Currently, there isn’t a lab or imaging test to diagnose Parkinson’s, according to the Parkinson’s Foundation. It is sometimes diagnosed by an internist or family physician based on symptoms.

Criteria for a Parkinson’s diagnosis include:

  • Bradykinesia – slowness of movement
  • Shaking or tremor in a limb while it is at rest
  • Stiffness or rigidity of arms, legs, or trunk
  • Trouble with balance and falls

“Early symptoms can vary from patient to patient,” said Dr. Jean-Philippe Langevin, a neurosurgeon and director of the Restorative Neurosurgery and Deep Brain Stimulation Program for Pacific Neuroscience Institute at Providence Saint John’s Health Center in California.

“Often, people will start noticing a tremor in the hand. Occasionally, the patient can feel a muscle pulling or stiffness sensation and will seek medical help for this condition,” Langevin told Healthline.

“Patients should ask their doctors about symptoms like tremors or stiffness that appear to not get better after a few weeks,” he added. “If the symptoms are subtle but don’t improve with typical conservative measures such as physical therapy, it will prompt additional studies to find a cause.”

According to the Parkinson’s Foundation, early symptoms include:

“If you believe you or a loved one may have [Parkinson’s], you should start with your primary care physician and then see a neurologist if warranted,” Beck said.

Your doctor might also recommend physical or occupational therapy.

“The average age for diagnosis is 60,” Feigin said. “But people can live many years past that. After a diagnosis, doctors typically assess symptoms and how they affect everyday living. If there isn’t much impact, we could delay treatment until symptoms start interfering with daily living tasks. Parkinson’s disease doesn’t lessen your life expectancy but can lower your quality of life.”

Treatment only affects symptoms, according to the National Institute on Aging.

“There is no treatment known to slow down or reverse the brain changes caused by [Parkinson’s],” Mazzoni said.

There isn’t a single way of treating Parkinson’s, according to the Parkinson’s Foundation.
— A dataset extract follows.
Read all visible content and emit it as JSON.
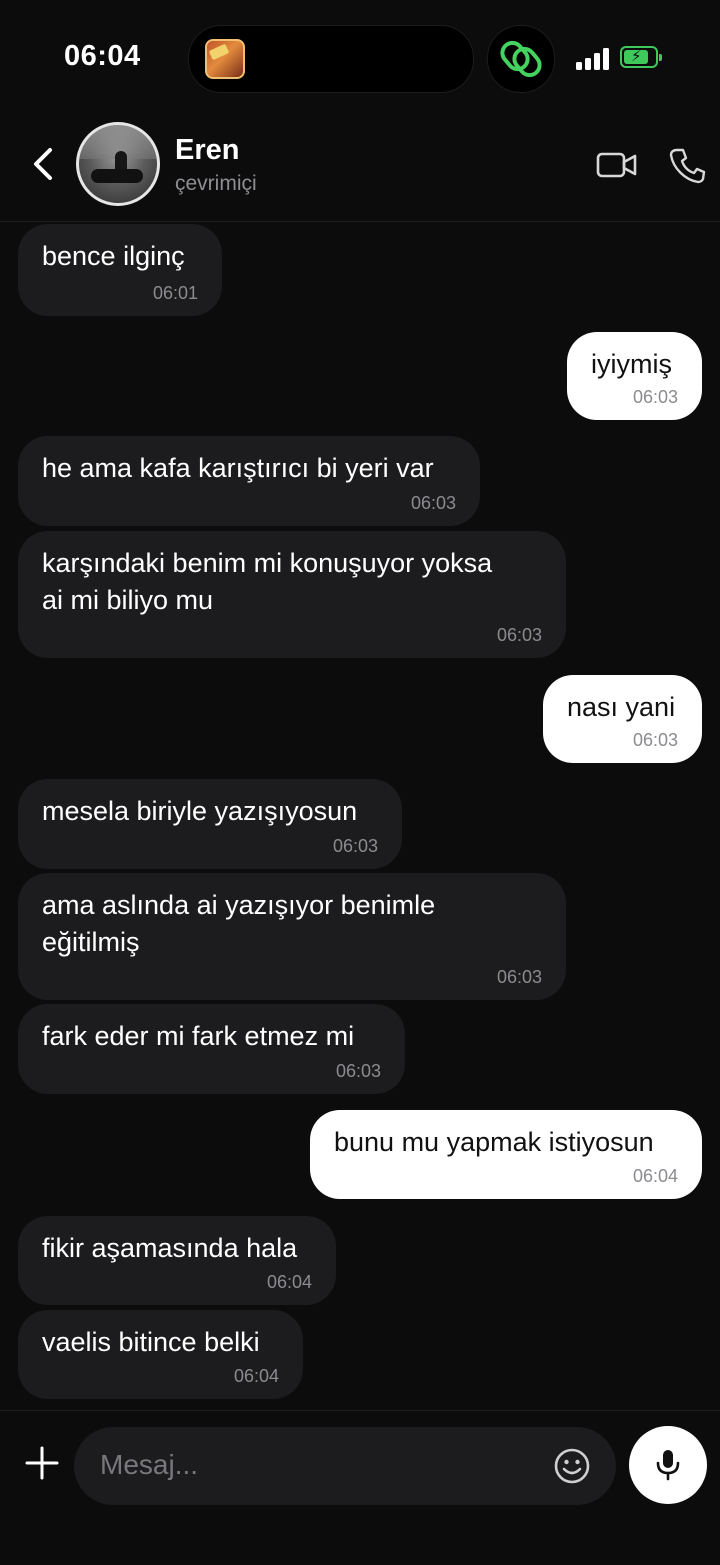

Treatments are tailored to an individual. A movement specialist will assess your symptoms and work with you to come up with a treatment plan. Frequently, people have a treatment team, made up of themselves, their neurologist, therapists, care partners, and other healthcare professionals who treat specific symptoms.
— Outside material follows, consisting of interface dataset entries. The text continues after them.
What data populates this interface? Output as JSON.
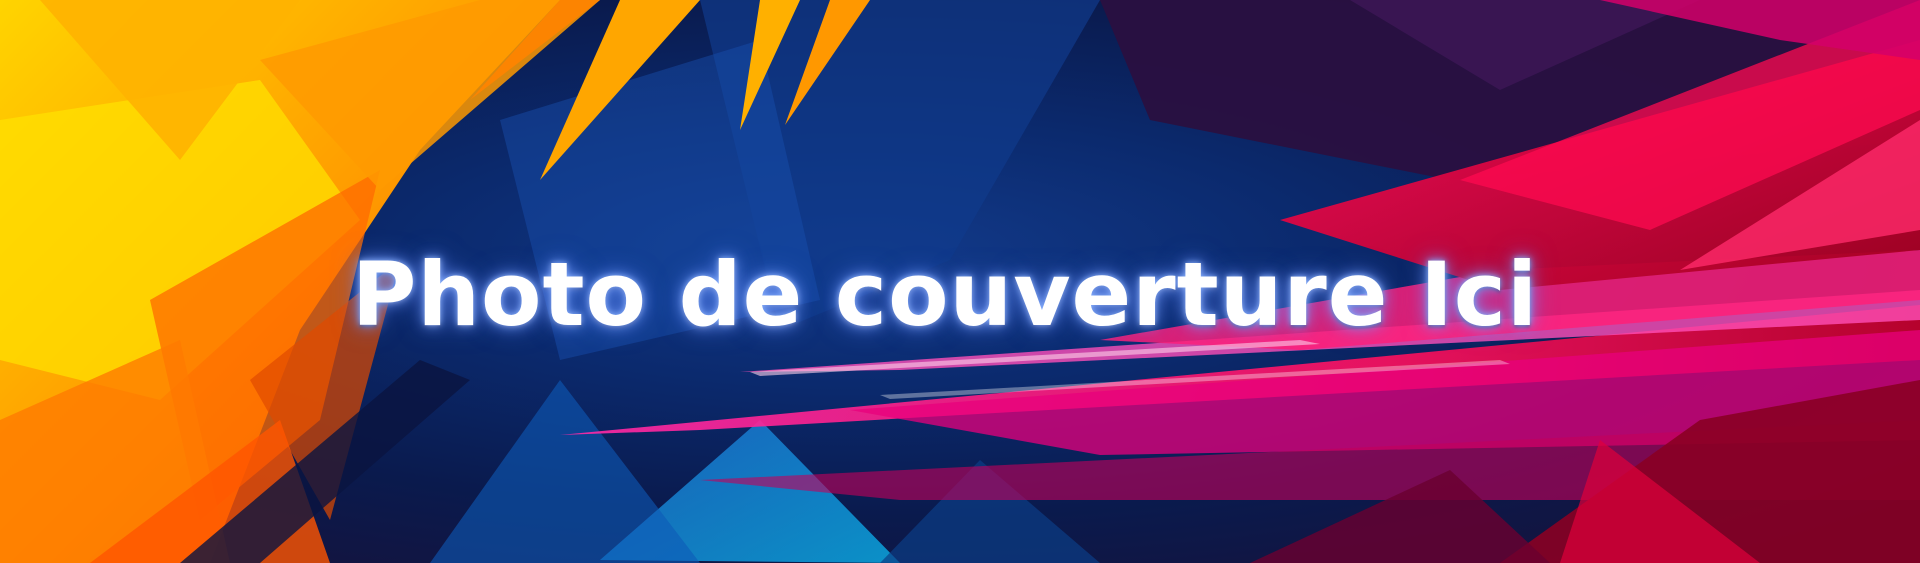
{
  "cover": {
    "title": "Photo de couverture Ici"
  },
  "palette": {
    "yellow": "#ffd400",
    "orange": "#ff8a00",
    "deep_blue": "#0b2a6e",
    "cyan": "#1fa3e0",
    "magenta": "#ff1a8c",
    "red": "#e0002a",
    "purple": "#3a1450"
  }
}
“The main treatment options for Parkinson’s disease are exercise therapy, medication, and neuromodulation,” explained Langevin. “Fortunately, all three options are not mutually exclusive and work in synergy. In general, medications work to increase the levels of dopamine in the brain to supplement the missing supply. In neuromodulation, an electrode is inserted in the brain to deliver a small electrical current. The therapy is continuously on so that it is always active to reduce the symptoms, and this can make a big difference at times when the medication wears off in between doses.”

Some of the medications commonly used are:

“Another important line of treatment is physical intervention,” Mazzoni said. “Physical therapy, occupational therapy, speech therapy, and a group of less formal but increasingly popular approaches like dancing, boxing, and other activities adapted to various degrees to be suitable for people with [Parkinson’s].”